▸ **TASK STATEMENT**: All of the data below needs to be set down once more, exactly as written.

[Items from a data source]
□ □ □ □

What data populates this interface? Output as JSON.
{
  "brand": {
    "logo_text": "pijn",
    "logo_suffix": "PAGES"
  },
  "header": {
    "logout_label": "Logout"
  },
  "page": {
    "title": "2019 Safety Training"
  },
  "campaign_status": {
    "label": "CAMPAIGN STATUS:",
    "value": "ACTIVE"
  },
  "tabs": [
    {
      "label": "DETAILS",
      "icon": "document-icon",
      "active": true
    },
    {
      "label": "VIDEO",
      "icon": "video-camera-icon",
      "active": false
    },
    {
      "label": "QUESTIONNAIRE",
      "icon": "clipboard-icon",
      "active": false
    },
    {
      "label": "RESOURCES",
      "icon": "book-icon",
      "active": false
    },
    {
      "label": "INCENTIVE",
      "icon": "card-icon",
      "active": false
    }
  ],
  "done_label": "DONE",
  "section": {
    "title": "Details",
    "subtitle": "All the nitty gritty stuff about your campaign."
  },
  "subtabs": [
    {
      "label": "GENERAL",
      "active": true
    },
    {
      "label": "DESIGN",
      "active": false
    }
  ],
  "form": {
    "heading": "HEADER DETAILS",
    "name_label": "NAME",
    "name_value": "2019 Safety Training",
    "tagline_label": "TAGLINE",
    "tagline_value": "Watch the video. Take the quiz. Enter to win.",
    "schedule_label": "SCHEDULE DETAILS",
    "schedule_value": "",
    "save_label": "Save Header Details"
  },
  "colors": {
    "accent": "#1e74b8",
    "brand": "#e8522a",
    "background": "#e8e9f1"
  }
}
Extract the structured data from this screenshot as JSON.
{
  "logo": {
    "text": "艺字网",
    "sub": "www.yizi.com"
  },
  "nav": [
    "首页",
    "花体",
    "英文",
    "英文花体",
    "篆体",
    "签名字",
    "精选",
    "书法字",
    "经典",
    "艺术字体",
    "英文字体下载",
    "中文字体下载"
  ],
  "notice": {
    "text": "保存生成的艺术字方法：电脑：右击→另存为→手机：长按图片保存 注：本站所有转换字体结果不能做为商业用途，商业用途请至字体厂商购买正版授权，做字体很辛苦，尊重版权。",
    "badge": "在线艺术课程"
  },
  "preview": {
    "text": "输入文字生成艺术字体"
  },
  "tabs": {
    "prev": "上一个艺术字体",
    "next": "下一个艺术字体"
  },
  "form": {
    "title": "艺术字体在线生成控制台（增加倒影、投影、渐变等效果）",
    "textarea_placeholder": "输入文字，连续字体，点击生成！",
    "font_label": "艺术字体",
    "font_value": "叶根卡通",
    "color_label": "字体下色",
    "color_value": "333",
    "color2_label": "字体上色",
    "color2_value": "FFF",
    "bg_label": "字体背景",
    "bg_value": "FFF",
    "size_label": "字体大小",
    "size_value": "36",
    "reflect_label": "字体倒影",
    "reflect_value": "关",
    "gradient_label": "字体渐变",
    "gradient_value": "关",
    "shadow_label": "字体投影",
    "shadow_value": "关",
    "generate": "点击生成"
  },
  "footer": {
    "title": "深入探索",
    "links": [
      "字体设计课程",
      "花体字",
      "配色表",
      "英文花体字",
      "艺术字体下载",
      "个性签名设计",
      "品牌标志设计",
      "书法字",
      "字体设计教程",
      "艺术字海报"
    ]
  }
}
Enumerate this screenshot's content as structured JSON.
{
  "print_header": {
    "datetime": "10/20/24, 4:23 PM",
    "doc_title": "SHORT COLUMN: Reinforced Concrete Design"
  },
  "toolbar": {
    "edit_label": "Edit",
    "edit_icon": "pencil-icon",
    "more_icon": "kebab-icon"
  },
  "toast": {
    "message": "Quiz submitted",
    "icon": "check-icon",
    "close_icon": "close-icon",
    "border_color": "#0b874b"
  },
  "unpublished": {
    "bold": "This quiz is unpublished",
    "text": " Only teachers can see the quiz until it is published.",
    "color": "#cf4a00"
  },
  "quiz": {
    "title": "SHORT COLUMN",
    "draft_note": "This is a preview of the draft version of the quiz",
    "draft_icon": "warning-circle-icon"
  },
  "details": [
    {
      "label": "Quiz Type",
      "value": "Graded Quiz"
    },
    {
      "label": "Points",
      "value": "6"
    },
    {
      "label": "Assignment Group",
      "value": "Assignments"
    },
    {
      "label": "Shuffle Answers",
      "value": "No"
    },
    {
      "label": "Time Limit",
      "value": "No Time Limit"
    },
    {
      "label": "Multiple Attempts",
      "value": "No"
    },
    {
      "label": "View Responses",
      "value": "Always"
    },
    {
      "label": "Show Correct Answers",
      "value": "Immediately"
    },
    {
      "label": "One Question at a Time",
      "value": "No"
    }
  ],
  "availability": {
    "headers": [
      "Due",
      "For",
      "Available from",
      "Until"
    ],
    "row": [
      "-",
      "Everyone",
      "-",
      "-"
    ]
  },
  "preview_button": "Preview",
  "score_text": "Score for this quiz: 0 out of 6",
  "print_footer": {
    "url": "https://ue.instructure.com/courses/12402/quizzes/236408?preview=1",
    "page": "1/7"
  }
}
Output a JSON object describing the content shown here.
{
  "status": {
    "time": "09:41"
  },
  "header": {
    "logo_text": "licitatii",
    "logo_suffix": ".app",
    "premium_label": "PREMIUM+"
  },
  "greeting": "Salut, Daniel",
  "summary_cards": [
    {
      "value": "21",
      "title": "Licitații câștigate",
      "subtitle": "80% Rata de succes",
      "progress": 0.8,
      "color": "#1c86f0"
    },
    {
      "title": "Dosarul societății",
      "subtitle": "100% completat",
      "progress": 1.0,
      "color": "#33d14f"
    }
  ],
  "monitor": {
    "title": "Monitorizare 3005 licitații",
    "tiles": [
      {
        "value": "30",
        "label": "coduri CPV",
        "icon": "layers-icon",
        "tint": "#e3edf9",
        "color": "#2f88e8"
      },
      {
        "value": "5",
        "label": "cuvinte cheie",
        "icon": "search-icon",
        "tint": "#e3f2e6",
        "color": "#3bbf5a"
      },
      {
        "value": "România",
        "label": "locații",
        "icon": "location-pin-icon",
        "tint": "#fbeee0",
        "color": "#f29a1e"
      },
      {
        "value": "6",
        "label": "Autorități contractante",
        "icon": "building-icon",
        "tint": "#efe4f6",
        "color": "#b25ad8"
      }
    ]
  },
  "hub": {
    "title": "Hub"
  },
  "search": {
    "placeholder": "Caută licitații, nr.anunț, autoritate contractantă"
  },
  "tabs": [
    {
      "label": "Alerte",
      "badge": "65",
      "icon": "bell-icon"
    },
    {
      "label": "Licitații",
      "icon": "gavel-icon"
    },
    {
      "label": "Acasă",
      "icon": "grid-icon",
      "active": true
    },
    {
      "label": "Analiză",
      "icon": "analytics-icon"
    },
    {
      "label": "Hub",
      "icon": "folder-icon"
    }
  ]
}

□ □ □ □

▸ **EXERCISE ANSWER**:
What data populates this interface? Output as JSON.
{
  "brand": {
    "logo_text": "pijn",
    "logo_suffix": "PAGES"
  },
  "header": {
    "logout_label": "Logout"
  },
  "page": {
    "title": "2019 Safety Training"
  },
  "campaign_status": {
    "label": "CAMPAIGN STATUS:",
    "value": "ACTIVE"
  },
  "tabs": [
    {
      "label": "DETAILS",
      "icon": "document-icon",
      "active": true
    },
    {
      "label": "VIDEO",
      "icon": "video-camera-icon",
      "active": false
    },
    {
      "label": "QUESTIONNAIRE",
      "icon": "clipboard-icon",
      "active": false
    },
    {
      "label": "RESOURCES",
      "icon": "book-icon",
      "active": false
    },
    {
      "label": "INCENTIVE",
      "icon": "card-icon",
      "active": false
    }
  ],
  "done_label": "DONE",
  "section": {
    "title": "Details",
    "subtitle": "All the nitty gritty stuff about your campaign."
  },
  "subtabs": [
    {
      "label": "GENERAL",
      "active": true
    },
    {
      "label": "DESIGN",
      "active": false
    }
  ],
  "form": {
    "heading": "HEADER DETAILS",
    "name_label": "NAME",
    "name_value": "2019 Safety Training",
    "tagline_label": "TAGLINE",
    "tagline_value": "Watch the video. Take the quiz. Enter to win.",
    "schedule_label": "SCHEDULE DETAILS",
    "schedule_value": "",
    "save_label": "Save Header Details"
  },
  "colors": {
    "accent": "#1e74b8",
    "brand": "#e8522a",
    "background": "#e8e9f1"
  }
}
Extract the structured data from this screenshot as JSON.
{
  "logo": {
    "text": "艺字网",
    "sub": "www.yizi.com"
  },
  "nav": [
    "首页",
    "花体",
    "英文",
    "英文花体",
    "篆体",
    "签名字",
    "精选",
    "书法字",
    "经典",
    "艺术字体",
    "英文字体下载",
    "中文字体下载"
  ],
  "notice": {
    "text": "保存生成的艺术字方法：电脑：右击→另存为→手机：长按图片保存 注：本站所有转换字体结果不能做为商业用途，商业用途请至字体厂商购买正版授权，做字体很辛苦，尊重版权。",
    "badge": "在线艺术课程"
  },
  "preview": {
    "text": "输入文字生成艺术字体"
  },
  "tabs": {
    "prev": "上一个艺术字体",
    "next": "下一个艺术字体"
  },
  "form": {
    "title": "艺术字体在线生成控制台（增加倒影、投影、渐变等效果）",
    "textarea_placeholder": "输入文字，连续字体，点击生成！",
    "font_label": "艺术字体",
    "font_value": "叶根卡通",
    "color_label": "字体下色",
    "color_value": "333",
    "color2_label": "字体上色",
    "color2_value": "FFF",
    "bg_label": "字体背景",
    "bg_value": "FFF",
    "size_label": "字体大小",
    "size_value": "36",
    "reflect_label": "字体倒影",
    "reflect_value": "关",
    "gradient_label": "字体渐变",
    "gradient_value": "关",
    "shadow_label": "字体投影",
    "shadow_value": "关",
    "generate": "点击生成"
  },
  "footer": {
    "title": "深入探索",
    "links": [
      "字体设计课程",
      "花体字",
      "配色表",
      "英文花体字",
      "艺术字体下载",
      "个性签名设计",
      "品牌标志设计",
      "书法字",
      "字体设计教程",
      "艺术字海报"
    ]
  }
}
Enumerate this screenshot's content as structured JSON.
{
  "print_header": {
    "datetime": "10/20/24, 4:23 PM",
    "doc_title": "SHORT COLUMN: Reinforced Concrete Design"
  },
  "toolbar": {
    "edit_label": "Edit",
    "edit_icon": "pencil-icon",
    "more_icon": "kebab-icon"
  },
  "toast": {
    "message": "Quiz submitted",
    "icon": "check-icon",
    "close_icon": "close-icon",
    "border_color": "#0b874b"
  },
  "unpublished": {
    "bold": "This quiz is unpublished",
    "text": " Only teachers can see the quiz until it is published.",
    "color": "#cf4a00"
  },
  "quiz": {
    "title": "SHORT COLUMN",
    "draft_note": "This is a preview of the draft version of the quiz",
    "draft_icon": "warning-circle-icon"
  },
  "details": [
    {
      "label": "Quiz Type",
      "value": "Graded Quiz"
    },
    {
      "label": "Points",
      "value": "6"
    },
    {
      "label": "Assignment Group",
      "value": "Assignments"
    },
    {
      "label": "Shuffle Answers",
      "value": "No"
    },
    {
      "label": "Time Limit",
      "value": "No Time Limit"
    },
    {
      "label": "Multiple Attempts",
      "value": "No"
    },
    {
      "label": "View Responses",
      "value": "Always"
    },
    {
      "label": "Show Correct Answers",
      "value": "Immediately"
    },
    {
      "label": "One Question at a Time",
      "value": "No"
    }
  ],
  "availability": {
    "headers": [
      "Due",
      "For",
      "Available from",
      "Until"
    ],
    "row": [
      "-",
      "Everyone",
      "-",
      "-"
    ]
  },
  "preview_button": "Preview",
  "score_text": "Score for this quiz: 0 out of 6",
  "print_footer": {
    "url": "https://ue.instructure.com/courses/12402/quizzes/236408?preview=1",
    "page": "1/7"
  }
}
Output a JSON object describing the content shown here.
{
  "status": {
    "time": "09:41"
  },
  "header": {
    "logo_text": "licitatii",
    "logo_suffix": ".app",
    "premium_label": "PREMIUM+"
  },
  "greeting": "Salut, Daniel",
  "summary_cards": [
    {
      "value": "21",
      "title": "Licitații câștigate",
      "subtitle": "80% Rata de succes",
      "progress": 0.8,
      "color": "#1c86f0"
    },
    {
      "title": "Dosarul societății",
      "subtitle": "100% completat",
      "progress": 1.0,
      "color": "#33d14f"
    }
  ],
  "monitor": {
    "title": "Monitorizare 3005 licitații",
    "tiles": [
      {
        "value": "30",
        "label": "coduri CPV",
        "icon": "layers-icon",
        "tint": "#e3edf9",
        "color": "#2f88e8"
      },
      {
        "value": "5",
        "label": "cuvinte cheie",
        "icon": "search-icon",
        "tint": "#e3f2e6",
        "color": "#3bbf5a"
      },
      {
        "value": "România",
        "label": "locații",
        "icon": "location-pin-icon",
        "tint": "#fbeee0",
        "color": "#f29a1e"
      },
      {
        "value": "6",
        "label": "Autorități contractante",
        "icon": "building-icon",
        "tint": "#efe4f6",
        "color": "#b25ad8"
      }
    ]
  },
  "hub": {
    "title": "Hub"
  },
  "search": {
    "placeholder": "Caută licitații, nr.anunț, autoritate contractantă"
  },
  "tabs": [
    {
      "label": "Alerte",
      "badge": "65",
      "icon": "bell-icon"
    },
    {
      "label": "Licitații",
      "icon": "gavel-icon"
    },
    {
      "label": "Acasă",
      "icon": "grid-icon",
      "active": true
    },
    {
      "label": "Analiză",
      "icon": "analytics-icon"
    },
    {
      "label": "Hub",
      "icon": "folder-icon"
    }
  ]
}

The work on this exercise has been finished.